The Best Danishes in Toronto
The best Danishes in Toronto are made, like other viennoiserie pastries, with a laminated yeast-leavened dough that turns flaky and airy, like a puff pastry. Finding that perfect combination of flour, yeast, milk, eggs and the ever-important butter is what marks a truly stellar Danish from an average one: The effect should be a fluffy flakiness and buttery taste, but not overly sweet. In North America, the Danish is most often topped with fruit, custard or sweet baker's cheese, while in the native Denmark, chocolate, jam and marzipan are used.
Funnily enough, the Danish isn't even really Danish. It evolved around 1850, after bakers in Denmark went on strike and bakeries were forced to hired foreign workers, mainly Austrians, who incorporated their talent for making that wonderfully flaky, croissant-like pastry. Danishes made their way across the Atlantic around 1915 when they were baked for Woodrow Wilson's wedding by L.C. Klitteng. Klitteng also popularized the Danish in a series of New York restaurants, and thus began the pastry hit we know today.
Here are the best Danishes in Toronto.
French-trained master pastry chef Thierry Schmitt has perfected the Danish pastry at Patisserie La Cigogne's two locations (Bayview and the Danforth). The man taught courses in French baking and advanced patisserie at George Brown, which suggests he’s ‘schooling’ the competition. More »
Rahier is famous for their pistachio Danishes, but you’ve also got custard, cherries, fruit puree, nuts and more for your taste buds to contemplate. Owner and chef Francois Rahier, along with partner Souvannaraj Keopraseuth, both trained in pastry in Belgium (just a hop and skip away from Denmark) and brought back their incredible skills to Leaside. More »
The brunch at Jaime Kennedy’s Gilead Cafe in Corktown is exceptional, and the Danishes (around $2.50) are a wonderful plus. Often featuring a berry puree at the centre of the flaky pastry and crisscrossed with a thin drizzle of frosting, the Danishes are an addictive addition to his already great menu. More »
They already make a stellar croissant, so it's no wonder Mabel’s Bakery (with locations on Queen and Roncesvalles) also has a grasp on its distant cousin, the Danish. Pinwheel apple Danishes, sprinkled with a little confectioner’s sugar, are as lovely to look at as they are to taste. More »

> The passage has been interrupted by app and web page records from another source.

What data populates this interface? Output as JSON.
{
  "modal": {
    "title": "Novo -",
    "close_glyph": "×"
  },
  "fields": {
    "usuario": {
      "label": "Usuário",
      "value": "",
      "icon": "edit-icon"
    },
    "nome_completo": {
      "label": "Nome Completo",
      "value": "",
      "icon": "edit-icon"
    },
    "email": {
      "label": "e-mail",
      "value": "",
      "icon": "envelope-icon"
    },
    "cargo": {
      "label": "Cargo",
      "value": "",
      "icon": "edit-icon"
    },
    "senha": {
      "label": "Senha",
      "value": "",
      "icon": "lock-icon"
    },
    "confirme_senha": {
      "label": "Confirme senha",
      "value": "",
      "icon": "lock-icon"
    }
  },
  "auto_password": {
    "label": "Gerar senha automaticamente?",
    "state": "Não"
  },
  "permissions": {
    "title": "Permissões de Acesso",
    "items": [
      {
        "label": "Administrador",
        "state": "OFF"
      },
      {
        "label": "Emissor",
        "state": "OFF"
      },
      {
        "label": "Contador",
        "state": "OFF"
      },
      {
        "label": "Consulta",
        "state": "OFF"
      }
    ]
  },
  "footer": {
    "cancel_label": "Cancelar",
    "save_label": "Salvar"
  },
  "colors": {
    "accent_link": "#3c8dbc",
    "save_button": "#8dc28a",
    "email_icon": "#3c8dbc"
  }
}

The Harbord Bakery has a handle on the viennoiserie pastries, like the Danish, as an extension of their role as one of Toronto’s oldest Jewish bakeries (open since 1929). Their Danishes feature pastry dough, wrapped slightly with a lemony and cheesy filling and dusted with white icing sugar. More »
As the only bakery on the list with the word Danish actually in their name, Hansen’s is the most authentic. It's been an East York staple for over 40 years. Here the Danish is rectangular, and features raisins, marzipan, custard or fruit swathed in a dough that’s light and buttery. More »
Find a range of classic viennoiserie pastries at Zane Patisserie in the Beaches. The pastry is twisted and flaky, filled with yellowy custard and studded with blueberries or strawberries, and makes a fine breakfast treat. More »
This patisserie on Jane is noted for unusual flavour combinations, and their Danishes lead the way. Fruit flavours include mango and blueberry or rhubarb, and savoury types include leek, bechamel and cheddar or ham and broccoli. Their most traditional? Cinnamon raisin swirl. More »
Traditional French patisserie and friendly neighbourhood standby are not contradictions, at least, not at Thobors at Mt. Pleasant and Davisville. Owners Marc and Sylvie Thobor brought over their baking skills from their native France. The apricot Danish is a beautiful confection of folded pastry, golden apricots and a little icing sugar dusting for $2.90. More »